# Exercise aim:
Pick each line containing "JSON" out of the records.

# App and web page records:

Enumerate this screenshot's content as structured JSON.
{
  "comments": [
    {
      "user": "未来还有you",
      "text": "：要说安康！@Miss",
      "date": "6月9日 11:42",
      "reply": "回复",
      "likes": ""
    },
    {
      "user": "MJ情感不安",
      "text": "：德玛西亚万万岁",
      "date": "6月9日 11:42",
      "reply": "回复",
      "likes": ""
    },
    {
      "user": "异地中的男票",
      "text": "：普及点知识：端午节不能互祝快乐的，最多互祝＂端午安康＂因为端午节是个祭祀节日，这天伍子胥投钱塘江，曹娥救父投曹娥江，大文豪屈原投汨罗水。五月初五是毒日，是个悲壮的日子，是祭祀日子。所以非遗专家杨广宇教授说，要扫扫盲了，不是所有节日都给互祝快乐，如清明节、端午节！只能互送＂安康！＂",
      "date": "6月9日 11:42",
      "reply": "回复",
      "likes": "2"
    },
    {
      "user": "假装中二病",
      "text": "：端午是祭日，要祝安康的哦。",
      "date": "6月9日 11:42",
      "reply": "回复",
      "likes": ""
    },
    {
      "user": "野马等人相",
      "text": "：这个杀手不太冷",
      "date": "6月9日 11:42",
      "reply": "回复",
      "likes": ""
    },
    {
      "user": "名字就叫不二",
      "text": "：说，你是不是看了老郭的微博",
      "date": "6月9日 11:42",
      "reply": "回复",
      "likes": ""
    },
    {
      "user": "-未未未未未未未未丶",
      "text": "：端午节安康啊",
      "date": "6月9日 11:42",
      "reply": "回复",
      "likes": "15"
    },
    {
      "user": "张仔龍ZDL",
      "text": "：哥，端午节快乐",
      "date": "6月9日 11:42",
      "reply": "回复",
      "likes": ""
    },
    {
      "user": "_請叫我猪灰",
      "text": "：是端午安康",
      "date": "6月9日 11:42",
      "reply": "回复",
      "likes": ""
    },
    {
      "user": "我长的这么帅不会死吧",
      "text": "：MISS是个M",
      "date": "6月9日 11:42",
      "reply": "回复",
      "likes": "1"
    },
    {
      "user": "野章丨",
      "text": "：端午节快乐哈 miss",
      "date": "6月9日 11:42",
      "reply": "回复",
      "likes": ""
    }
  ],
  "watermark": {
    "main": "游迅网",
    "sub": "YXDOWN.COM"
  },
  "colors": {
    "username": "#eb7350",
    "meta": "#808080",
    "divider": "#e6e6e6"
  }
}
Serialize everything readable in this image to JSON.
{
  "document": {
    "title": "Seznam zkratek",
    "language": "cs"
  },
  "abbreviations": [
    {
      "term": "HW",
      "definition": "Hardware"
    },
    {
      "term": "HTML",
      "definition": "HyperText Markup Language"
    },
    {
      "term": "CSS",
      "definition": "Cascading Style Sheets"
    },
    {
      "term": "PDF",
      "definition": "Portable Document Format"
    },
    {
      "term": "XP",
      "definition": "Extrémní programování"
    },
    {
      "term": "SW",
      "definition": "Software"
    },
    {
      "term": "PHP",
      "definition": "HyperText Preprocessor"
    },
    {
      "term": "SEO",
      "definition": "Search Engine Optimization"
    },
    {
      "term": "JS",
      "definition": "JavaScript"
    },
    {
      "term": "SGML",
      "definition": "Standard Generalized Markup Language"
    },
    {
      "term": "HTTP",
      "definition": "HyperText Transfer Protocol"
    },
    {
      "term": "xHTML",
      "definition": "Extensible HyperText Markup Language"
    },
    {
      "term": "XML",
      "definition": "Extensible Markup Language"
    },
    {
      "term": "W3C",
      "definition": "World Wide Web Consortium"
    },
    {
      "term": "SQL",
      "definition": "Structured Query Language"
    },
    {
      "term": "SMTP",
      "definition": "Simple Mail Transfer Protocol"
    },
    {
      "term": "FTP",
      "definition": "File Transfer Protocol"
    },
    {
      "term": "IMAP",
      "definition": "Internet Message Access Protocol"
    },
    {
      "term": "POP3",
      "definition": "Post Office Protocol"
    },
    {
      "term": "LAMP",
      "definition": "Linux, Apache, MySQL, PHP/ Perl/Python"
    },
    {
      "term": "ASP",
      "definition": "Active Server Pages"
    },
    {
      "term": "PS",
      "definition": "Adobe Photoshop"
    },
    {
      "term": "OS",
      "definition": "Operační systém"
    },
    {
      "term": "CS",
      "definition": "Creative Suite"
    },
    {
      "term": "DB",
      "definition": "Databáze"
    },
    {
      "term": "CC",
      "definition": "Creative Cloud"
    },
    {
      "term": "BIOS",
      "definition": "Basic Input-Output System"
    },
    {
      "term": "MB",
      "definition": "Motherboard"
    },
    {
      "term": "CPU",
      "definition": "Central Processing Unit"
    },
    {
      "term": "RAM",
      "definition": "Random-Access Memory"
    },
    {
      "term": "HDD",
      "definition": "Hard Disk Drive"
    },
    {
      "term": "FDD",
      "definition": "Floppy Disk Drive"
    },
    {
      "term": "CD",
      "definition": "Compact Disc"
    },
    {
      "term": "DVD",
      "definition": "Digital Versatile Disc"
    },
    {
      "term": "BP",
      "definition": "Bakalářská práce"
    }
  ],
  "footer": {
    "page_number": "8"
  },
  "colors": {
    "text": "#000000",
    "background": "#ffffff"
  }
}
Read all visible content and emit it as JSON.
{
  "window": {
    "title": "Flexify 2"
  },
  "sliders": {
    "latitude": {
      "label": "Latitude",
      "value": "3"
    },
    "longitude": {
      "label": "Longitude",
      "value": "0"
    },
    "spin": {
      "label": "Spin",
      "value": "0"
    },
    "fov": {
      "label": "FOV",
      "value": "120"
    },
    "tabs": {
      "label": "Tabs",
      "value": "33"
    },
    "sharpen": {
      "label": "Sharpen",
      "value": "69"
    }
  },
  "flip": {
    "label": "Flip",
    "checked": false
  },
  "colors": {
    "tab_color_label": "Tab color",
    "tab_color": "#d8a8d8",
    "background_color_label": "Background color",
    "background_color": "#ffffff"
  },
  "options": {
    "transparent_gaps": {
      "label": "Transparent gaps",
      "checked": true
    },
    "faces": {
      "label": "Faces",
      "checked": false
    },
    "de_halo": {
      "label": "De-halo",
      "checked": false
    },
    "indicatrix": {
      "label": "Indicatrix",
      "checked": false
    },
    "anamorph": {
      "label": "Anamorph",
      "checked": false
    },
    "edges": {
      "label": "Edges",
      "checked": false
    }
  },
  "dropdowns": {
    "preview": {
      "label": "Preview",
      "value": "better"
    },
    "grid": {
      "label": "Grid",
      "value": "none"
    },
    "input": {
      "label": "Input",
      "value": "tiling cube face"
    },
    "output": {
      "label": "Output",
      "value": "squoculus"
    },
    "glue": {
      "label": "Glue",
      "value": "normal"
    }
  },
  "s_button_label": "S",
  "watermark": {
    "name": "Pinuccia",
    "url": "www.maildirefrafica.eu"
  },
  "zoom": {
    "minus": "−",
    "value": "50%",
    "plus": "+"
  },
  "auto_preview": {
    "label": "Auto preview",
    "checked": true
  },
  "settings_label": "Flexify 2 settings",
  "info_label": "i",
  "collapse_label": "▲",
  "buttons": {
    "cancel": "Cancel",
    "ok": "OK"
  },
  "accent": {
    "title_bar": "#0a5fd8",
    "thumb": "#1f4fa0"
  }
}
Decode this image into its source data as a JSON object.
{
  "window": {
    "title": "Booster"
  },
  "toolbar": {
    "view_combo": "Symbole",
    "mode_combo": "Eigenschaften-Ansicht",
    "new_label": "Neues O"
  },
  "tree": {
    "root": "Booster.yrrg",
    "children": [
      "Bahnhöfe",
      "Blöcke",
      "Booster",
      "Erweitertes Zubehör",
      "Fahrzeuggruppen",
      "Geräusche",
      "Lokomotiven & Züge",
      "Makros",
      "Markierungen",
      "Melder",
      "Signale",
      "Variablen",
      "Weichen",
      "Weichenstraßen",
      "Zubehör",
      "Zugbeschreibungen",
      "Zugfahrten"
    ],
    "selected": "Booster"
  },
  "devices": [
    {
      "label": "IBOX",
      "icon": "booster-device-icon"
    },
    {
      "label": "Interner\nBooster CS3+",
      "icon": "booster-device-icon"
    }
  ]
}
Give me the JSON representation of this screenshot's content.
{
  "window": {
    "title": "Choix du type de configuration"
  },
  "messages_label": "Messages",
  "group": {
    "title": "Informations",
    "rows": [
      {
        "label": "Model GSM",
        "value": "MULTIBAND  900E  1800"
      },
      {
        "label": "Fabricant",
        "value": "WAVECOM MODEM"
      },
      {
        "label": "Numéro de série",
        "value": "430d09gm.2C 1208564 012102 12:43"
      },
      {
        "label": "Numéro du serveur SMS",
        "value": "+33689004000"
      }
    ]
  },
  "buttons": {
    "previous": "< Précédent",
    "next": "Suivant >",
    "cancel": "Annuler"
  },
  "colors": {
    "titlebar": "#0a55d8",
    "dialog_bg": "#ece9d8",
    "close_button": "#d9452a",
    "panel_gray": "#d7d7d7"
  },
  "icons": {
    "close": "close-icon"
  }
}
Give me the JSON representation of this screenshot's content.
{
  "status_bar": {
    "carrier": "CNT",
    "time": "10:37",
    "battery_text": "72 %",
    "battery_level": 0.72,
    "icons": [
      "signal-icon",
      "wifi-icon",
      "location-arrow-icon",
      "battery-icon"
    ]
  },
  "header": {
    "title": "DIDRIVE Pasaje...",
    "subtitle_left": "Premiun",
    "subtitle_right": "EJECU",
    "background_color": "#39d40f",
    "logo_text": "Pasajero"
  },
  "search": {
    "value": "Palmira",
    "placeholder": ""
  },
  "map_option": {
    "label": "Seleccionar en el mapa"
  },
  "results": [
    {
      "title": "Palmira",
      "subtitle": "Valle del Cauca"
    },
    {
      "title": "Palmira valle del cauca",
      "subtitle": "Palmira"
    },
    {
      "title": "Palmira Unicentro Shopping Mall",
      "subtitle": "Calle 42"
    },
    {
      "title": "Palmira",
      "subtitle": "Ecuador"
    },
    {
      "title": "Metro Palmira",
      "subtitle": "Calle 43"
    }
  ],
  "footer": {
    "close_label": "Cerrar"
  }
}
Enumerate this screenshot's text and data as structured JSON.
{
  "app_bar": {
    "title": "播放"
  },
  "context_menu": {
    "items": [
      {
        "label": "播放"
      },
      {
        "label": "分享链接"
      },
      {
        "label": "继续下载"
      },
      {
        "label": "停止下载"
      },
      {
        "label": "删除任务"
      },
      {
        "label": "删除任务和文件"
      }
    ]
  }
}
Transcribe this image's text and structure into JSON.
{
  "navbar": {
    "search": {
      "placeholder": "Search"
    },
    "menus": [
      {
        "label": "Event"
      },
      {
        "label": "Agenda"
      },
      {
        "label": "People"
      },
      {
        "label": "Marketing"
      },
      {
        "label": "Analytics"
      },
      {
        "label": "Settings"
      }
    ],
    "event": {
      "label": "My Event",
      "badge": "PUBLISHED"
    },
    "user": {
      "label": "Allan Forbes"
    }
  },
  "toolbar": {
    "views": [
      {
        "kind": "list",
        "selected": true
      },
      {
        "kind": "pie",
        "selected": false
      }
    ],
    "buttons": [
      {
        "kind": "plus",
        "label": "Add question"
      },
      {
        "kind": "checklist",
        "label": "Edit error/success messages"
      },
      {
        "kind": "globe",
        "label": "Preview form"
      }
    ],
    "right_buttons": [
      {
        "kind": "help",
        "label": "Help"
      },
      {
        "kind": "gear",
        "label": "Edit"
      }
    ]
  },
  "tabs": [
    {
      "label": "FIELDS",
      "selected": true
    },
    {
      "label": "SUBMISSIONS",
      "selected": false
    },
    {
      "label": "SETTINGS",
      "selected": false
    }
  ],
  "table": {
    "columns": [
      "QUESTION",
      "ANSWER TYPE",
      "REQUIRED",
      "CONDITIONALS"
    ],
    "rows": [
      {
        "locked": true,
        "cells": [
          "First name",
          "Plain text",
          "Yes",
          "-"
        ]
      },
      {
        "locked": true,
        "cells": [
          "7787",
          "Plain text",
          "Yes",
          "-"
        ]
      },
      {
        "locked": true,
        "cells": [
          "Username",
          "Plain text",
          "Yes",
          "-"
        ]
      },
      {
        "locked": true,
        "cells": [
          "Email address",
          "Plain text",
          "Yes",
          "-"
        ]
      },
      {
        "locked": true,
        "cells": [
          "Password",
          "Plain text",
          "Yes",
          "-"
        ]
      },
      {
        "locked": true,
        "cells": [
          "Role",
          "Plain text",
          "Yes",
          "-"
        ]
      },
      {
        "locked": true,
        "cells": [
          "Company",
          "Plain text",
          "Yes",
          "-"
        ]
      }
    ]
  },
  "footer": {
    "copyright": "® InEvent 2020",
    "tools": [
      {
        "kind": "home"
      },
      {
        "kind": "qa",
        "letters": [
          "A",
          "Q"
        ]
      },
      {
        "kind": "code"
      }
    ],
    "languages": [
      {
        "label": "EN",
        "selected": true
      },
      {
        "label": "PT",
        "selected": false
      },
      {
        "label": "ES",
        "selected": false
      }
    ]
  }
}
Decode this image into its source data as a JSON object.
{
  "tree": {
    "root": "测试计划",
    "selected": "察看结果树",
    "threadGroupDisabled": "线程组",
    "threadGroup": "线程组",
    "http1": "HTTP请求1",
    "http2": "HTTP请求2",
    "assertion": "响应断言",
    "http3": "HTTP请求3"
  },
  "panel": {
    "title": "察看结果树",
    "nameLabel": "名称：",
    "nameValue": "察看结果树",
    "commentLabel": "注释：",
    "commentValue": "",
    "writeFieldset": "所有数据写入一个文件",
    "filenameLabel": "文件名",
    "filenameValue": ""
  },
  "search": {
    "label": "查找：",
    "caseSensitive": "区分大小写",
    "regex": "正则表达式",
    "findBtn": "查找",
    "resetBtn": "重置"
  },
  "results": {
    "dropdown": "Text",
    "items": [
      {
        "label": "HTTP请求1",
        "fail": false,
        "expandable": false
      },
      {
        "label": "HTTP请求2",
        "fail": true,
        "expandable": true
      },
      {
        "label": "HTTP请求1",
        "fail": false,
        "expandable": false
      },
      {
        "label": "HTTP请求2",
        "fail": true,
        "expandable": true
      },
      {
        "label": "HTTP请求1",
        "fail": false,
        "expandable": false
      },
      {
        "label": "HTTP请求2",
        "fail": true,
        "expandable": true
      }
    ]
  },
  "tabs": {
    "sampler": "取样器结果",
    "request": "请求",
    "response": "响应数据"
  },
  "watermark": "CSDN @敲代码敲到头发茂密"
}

# Solution to the exercise:
Enumerate this screenshot's content as structured JSON.
Serialize everything readable in this image to JSON.
Read all visible content and emit it as JSON.
Decode this image into its source data as a JSON object.
Give me the JSON representation of this screenshot's content.
Give me the JSON representation of this screenshot's content.
Enumerate this screenshot's text and data as structured JSON.
Transcribe this image's text and structure into JSON.
Decode this image into its source data as a JSON object.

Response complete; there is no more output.